■ What you need to do ■
Please copy each line below that contains the string "scale".

[Dataset rows for apps and sites]
───

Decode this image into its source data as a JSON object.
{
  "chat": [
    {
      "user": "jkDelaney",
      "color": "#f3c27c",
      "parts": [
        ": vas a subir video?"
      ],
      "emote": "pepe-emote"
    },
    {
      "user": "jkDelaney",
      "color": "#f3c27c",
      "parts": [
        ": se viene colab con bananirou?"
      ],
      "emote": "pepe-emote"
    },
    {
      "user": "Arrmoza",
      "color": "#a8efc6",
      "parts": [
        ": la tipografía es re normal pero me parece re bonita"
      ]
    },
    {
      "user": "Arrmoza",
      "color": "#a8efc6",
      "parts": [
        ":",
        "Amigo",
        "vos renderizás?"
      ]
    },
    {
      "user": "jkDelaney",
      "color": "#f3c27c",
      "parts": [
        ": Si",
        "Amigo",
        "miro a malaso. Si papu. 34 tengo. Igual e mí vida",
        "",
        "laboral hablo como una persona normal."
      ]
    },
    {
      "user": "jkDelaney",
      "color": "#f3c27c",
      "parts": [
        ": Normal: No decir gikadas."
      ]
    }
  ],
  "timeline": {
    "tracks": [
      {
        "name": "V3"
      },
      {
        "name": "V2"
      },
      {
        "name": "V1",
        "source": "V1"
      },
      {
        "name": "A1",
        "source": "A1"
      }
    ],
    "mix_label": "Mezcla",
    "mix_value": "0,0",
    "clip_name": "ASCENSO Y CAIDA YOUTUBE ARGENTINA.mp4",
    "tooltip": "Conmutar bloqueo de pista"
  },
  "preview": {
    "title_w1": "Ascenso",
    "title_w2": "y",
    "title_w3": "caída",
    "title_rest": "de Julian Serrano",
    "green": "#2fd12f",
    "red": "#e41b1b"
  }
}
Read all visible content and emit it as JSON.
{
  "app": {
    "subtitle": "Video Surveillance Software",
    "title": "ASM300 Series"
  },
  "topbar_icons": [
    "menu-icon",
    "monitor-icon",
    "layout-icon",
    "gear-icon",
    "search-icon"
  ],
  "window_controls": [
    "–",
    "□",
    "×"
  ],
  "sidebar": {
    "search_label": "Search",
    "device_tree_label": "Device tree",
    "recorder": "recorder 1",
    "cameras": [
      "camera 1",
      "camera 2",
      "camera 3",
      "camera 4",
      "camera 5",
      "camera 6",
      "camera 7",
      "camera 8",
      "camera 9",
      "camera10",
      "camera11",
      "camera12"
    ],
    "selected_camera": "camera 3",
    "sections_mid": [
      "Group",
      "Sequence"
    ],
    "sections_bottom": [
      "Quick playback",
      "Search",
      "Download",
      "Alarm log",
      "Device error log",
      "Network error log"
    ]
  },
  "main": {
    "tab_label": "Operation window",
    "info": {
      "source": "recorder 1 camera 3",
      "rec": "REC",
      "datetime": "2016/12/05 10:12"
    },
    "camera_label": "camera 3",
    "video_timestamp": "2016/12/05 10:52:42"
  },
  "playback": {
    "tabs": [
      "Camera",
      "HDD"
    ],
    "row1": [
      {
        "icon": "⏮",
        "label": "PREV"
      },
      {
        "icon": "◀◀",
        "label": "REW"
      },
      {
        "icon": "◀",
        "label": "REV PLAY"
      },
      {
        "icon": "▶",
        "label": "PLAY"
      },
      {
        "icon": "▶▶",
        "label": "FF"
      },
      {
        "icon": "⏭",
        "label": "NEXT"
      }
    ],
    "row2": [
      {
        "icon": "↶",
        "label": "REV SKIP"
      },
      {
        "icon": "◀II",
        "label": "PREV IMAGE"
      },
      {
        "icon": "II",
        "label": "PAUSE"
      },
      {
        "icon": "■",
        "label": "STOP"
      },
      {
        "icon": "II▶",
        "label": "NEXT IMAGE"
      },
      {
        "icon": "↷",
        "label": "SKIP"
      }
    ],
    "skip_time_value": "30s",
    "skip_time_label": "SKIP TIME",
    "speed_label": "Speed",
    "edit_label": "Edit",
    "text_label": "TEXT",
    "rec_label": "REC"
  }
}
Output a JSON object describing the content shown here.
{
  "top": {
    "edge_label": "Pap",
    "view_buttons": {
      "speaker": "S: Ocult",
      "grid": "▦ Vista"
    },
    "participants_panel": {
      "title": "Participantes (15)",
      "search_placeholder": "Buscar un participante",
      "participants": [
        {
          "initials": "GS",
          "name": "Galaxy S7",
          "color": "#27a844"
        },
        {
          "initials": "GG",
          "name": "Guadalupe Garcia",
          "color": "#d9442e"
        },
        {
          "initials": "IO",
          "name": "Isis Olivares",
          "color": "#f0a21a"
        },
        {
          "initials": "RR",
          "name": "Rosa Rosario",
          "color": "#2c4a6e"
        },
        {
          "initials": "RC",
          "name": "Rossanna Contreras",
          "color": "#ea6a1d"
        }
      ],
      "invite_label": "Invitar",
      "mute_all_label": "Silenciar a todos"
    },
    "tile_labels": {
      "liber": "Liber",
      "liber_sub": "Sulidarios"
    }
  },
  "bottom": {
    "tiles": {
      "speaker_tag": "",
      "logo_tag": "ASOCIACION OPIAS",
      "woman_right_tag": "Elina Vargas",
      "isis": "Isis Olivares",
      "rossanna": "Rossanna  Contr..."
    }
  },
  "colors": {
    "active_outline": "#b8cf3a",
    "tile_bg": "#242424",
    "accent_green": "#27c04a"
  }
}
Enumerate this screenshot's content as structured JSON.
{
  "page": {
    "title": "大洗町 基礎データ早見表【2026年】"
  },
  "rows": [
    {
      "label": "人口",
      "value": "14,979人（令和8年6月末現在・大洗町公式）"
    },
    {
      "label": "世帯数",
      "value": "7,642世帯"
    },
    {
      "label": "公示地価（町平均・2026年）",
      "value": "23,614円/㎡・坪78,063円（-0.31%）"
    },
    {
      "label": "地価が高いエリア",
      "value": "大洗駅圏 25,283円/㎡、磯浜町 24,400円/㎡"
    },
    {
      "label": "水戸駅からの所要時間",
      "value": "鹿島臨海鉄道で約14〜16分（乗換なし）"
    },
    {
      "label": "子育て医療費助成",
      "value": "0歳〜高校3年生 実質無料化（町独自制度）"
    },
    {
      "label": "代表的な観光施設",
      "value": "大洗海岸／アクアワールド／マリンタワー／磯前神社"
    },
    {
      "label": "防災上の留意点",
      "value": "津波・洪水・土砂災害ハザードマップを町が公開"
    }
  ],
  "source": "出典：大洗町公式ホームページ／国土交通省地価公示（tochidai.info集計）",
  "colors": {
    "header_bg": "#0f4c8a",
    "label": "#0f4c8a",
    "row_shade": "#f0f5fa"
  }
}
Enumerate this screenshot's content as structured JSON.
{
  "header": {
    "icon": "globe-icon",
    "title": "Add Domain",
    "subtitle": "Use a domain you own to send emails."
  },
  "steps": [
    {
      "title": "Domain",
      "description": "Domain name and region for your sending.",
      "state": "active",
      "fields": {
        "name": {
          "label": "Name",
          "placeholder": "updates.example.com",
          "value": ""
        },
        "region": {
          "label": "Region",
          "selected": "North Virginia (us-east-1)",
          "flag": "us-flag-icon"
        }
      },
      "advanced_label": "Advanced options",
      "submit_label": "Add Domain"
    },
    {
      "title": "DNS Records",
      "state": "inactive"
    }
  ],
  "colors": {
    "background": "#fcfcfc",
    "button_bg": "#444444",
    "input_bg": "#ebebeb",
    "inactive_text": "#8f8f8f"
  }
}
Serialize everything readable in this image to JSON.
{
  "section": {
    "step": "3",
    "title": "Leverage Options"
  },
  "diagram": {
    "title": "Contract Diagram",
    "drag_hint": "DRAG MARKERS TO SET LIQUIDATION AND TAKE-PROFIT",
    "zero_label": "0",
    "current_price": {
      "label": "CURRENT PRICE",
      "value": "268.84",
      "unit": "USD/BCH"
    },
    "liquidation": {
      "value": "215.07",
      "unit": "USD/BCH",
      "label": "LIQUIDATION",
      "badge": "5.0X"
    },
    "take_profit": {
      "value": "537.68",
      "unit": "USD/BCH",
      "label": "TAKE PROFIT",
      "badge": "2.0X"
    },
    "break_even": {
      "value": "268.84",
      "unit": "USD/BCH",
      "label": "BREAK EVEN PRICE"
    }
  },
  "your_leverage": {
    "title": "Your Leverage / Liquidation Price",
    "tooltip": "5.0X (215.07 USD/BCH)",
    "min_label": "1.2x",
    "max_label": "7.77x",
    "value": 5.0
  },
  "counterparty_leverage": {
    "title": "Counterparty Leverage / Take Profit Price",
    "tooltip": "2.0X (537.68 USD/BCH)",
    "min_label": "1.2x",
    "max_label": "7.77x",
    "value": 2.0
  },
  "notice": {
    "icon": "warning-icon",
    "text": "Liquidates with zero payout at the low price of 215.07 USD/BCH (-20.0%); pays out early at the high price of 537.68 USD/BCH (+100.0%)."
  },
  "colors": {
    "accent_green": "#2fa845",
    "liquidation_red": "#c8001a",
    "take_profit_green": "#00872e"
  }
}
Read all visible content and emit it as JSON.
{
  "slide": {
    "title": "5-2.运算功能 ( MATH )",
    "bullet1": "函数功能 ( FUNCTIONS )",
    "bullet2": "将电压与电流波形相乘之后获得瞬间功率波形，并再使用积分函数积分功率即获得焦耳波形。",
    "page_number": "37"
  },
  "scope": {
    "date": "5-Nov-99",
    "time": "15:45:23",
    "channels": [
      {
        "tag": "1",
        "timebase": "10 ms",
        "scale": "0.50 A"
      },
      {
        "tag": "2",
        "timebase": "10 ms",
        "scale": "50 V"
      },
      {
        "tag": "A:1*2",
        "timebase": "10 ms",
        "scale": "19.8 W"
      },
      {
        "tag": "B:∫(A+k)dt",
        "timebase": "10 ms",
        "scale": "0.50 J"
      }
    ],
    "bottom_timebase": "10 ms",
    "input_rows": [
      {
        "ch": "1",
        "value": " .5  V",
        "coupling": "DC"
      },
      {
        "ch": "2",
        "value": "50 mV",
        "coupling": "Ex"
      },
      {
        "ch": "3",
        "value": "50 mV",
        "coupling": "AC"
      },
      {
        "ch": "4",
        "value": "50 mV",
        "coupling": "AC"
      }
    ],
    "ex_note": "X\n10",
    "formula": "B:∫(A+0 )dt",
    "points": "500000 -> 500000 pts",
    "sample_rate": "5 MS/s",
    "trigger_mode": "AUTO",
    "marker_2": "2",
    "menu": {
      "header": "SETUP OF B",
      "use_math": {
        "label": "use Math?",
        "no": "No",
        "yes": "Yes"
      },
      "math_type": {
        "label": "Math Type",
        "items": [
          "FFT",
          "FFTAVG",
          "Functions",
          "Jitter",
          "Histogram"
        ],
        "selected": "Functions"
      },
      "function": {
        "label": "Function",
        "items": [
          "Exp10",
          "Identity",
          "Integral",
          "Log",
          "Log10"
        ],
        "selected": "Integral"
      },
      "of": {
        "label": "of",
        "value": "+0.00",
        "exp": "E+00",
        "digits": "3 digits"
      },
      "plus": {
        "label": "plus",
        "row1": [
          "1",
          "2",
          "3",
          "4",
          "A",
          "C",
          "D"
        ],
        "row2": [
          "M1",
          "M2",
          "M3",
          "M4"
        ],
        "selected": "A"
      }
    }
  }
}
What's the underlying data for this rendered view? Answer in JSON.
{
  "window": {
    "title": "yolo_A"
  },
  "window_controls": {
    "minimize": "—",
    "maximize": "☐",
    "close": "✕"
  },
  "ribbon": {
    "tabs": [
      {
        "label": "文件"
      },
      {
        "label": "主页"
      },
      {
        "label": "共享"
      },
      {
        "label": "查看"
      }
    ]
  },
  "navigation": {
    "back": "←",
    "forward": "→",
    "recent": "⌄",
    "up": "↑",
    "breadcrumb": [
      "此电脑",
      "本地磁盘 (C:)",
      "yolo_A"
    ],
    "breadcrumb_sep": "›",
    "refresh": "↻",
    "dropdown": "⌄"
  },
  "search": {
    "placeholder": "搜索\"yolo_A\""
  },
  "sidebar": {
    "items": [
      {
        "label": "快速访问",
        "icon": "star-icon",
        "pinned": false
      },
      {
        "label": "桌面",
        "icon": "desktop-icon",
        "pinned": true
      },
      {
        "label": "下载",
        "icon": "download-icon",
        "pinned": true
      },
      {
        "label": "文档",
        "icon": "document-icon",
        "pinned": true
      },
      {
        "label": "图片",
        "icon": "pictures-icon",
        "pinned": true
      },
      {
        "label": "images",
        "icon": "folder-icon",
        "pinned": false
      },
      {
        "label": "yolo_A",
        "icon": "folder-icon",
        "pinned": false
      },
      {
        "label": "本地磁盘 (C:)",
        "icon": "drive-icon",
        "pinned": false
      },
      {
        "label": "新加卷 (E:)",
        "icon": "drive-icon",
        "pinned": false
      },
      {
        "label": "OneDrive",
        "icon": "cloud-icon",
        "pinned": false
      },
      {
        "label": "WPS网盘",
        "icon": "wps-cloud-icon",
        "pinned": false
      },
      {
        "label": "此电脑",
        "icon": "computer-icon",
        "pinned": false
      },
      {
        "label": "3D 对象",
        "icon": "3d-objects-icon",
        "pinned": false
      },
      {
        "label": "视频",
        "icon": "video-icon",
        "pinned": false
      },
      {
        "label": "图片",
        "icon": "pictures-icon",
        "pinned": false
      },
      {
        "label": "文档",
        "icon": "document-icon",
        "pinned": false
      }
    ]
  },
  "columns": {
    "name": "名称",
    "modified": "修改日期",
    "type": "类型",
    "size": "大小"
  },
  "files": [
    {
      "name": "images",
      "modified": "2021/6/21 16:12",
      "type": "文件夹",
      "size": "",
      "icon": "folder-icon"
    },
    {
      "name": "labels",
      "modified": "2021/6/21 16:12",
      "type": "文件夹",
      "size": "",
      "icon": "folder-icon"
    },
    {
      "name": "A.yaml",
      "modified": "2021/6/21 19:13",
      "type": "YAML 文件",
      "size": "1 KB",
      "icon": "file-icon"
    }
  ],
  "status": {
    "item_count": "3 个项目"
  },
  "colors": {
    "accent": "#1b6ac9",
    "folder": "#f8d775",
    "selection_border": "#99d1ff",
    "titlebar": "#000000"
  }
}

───

■ Task solution ■
        "scale": "0.50 A"
        "scale": "50 V"
        "scale": "19.8 W"
        "scale": "0.50 J"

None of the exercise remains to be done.